    A member of my staff has a husband who was stationed in Iraq during the first Gulf War. He was able to get a ride home to the Washington DC area. The wife, one of my project managers, had a small child, and could find baby sitting and planned to visit her husband at the DC airport, since the US Army would not pay for his flight further west. My staff member had run her vacation account down to zero on previous visits to see her husband on his short visits from a war zone.
    I got to HR and say “hey I want Betty to go negative on her PTO, to visit Bob, and she’ll make it up in the coming months.” Oh no, can’t do that the HR handbook says so.
    OK, I see, yea it says that. Well, here’s plan B (be the Program Manager), let’s have the rest of my staff (30 or so) all chip in a few hours from our PTO accounts (I never take PTO and overrun my time every eyar) and transfer those unused hours to Betty.
    “What !, you can’t do that?” “really, isn’t it a simple matter of a database command.?” “We can cashout at the end of the year (in those days), can’t you just take my excess hours and move them to Betty instead of giving me cash over my allocated PTO?” Nope you can’t and besides since you’re suggesting that I’m no labeled a “trouble maker” but corporate HR. Corporate BTW didn’t have a sense of humor and didn’t wear boots and a hard hat every day, like we did on the site.
    So the “top 10 firm to work for on the planet,” turned out to be a “not much fun place to work for,” when it came down the actually helping the people who worked for it with real world problems, like visiting your husband who is home for 3 days from war zone.
    Yep everyone has a story…

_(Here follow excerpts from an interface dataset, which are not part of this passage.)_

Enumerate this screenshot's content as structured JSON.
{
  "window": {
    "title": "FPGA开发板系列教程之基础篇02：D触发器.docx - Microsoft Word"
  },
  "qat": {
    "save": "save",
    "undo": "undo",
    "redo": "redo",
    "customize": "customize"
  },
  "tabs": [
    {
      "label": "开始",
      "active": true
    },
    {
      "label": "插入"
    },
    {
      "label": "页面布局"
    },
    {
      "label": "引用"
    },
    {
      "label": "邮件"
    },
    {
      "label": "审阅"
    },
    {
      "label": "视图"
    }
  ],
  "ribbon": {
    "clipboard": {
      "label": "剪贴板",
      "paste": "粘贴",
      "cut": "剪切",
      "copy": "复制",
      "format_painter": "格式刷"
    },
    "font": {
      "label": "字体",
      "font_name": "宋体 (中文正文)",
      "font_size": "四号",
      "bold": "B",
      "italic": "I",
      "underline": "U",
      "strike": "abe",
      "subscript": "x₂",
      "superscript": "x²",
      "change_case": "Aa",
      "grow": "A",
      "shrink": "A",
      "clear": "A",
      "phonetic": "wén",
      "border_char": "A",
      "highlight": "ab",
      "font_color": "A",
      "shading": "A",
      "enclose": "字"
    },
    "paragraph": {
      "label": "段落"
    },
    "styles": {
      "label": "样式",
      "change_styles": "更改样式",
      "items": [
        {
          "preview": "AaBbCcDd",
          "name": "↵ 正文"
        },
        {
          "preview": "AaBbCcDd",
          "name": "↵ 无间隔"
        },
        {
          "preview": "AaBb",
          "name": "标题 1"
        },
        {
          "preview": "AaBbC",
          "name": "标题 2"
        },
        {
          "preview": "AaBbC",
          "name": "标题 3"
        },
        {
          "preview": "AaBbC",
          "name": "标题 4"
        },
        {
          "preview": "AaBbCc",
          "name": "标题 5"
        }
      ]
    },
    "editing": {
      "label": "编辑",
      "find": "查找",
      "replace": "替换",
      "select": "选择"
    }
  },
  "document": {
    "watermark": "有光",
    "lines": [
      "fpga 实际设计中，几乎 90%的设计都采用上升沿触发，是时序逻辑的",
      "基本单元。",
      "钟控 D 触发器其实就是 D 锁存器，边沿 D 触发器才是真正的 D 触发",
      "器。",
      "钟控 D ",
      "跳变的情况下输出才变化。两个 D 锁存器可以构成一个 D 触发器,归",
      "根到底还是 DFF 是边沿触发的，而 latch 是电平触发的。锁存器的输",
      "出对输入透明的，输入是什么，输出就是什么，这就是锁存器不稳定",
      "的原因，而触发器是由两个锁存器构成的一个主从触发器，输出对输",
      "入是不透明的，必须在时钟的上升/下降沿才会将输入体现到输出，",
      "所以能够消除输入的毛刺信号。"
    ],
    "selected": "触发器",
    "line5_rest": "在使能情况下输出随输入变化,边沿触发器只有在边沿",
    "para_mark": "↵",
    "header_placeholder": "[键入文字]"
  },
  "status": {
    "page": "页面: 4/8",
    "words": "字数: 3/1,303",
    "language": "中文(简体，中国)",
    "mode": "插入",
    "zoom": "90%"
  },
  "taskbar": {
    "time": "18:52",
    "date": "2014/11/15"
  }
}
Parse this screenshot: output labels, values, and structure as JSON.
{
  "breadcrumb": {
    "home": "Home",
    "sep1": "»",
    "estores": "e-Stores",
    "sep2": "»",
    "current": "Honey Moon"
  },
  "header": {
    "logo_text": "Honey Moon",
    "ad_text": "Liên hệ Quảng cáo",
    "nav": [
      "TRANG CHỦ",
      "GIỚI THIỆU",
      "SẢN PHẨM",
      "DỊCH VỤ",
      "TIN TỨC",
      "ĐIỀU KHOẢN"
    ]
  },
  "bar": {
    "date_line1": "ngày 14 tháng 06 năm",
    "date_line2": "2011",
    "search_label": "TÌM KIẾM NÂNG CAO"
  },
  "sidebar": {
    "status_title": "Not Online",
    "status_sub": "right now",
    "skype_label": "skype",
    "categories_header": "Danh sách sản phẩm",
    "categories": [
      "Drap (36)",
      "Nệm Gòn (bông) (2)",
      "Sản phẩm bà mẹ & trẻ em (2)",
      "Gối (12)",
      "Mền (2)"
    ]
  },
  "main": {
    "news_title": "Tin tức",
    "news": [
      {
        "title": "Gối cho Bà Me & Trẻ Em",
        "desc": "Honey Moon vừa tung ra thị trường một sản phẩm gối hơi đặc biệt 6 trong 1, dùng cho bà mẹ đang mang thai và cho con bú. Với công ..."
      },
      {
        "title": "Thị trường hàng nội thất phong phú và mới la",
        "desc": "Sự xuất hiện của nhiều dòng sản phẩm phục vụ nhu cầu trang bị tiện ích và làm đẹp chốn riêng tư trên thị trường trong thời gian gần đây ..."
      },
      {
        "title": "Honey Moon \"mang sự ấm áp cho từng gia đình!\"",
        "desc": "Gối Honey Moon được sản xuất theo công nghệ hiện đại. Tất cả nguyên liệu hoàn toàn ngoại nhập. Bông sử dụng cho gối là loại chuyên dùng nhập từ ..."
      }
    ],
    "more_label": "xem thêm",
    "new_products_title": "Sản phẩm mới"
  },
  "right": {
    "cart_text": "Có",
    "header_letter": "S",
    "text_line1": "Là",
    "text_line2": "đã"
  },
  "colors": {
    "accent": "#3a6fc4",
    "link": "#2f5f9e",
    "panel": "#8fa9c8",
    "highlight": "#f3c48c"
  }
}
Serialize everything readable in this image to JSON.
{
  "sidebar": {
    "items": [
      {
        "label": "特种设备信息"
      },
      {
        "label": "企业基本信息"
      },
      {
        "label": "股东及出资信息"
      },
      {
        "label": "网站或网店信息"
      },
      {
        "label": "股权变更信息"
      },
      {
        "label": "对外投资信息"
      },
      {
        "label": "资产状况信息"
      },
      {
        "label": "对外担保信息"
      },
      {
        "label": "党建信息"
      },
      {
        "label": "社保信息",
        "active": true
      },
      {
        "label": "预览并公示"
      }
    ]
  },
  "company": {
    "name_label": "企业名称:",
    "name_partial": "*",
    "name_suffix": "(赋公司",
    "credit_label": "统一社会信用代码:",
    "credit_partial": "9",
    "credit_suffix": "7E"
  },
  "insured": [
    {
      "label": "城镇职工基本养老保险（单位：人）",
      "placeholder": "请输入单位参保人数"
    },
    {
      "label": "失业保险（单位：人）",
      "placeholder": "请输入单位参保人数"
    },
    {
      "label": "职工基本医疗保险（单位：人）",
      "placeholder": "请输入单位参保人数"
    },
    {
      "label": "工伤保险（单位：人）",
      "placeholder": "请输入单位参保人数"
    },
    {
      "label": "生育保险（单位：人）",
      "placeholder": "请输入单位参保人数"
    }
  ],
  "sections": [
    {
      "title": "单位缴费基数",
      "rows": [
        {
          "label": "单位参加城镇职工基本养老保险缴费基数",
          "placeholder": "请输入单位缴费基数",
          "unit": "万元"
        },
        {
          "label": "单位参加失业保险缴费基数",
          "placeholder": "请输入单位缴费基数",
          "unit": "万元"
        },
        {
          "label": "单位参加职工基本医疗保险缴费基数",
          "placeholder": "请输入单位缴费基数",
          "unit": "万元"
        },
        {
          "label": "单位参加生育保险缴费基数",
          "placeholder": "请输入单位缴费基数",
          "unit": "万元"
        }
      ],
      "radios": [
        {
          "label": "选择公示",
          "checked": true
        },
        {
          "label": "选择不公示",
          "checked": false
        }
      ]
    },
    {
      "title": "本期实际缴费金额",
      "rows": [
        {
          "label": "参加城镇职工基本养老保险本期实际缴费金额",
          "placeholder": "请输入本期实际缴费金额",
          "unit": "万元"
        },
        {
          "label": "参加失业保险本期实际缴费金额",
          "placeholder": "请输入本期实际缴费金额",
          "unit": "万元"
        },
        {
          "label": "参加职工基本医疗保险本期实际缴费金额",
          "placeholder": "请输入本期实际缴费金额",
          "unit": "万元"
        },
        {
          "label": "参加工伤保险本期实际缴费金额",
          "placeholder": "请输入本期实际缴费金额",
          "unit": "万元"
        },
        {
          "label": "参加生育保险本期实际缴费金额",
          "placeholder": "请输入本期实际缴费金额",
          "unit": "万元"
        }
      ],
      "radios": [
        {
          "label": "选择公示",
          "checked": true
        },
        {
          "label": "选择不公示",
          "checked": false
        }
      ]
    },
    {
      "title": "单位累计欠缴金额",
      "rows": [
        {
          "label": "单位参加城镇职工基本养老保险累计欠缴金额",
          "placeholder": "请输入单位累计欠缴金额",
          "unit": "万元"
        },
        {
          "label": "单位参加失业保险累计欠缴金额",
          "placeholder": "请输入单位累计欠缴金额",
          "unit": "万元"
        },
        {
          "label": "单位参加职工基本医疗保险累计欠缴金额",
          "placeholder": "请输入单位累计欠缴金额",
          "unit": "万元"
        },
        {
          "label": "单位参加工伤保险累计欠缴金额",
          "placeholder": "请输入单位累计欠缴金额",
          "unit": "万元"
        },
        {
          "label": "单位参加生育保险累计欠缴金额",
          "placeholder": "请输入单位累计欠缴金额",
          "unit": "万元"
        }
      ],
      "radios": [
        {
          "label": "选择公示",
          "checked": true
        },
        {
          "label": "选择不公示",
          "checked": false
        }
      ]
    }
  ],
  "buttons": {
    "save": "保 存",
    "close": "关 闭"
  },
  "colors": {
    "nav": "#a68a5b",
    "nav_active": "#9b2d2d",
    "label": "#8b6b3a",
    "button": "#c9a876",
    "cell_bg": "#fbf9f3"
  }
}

    1. Glen,
      Your response and emails I’ve received from others about this subject are identifying a tend. HR doesn’t seem to solve problems. They seem to only adhere to or enforce policy. As the Program Manager, you looked for solutions to the problem. You even had a solid plan B. Both sounded like reasonable requests. It’s not like Betty wanted to fly to New York for an extended weekend to take in a show and do a little shopping. She wanted to see her husband!
      I don’t understand the motivation nor the benefit of HR being inflexible in a situation like this. All they do is frustrate people when they should be supporting them. I always thought HR was created to support the people that are making money for the company. Why wouldn’t they be receptive to ideas that will keep them happy?

      Thank you for an awesome comment,
      Derek

      Thank you for your comment.

Leave a Reply

Your email address will not be published. Required fields are marked *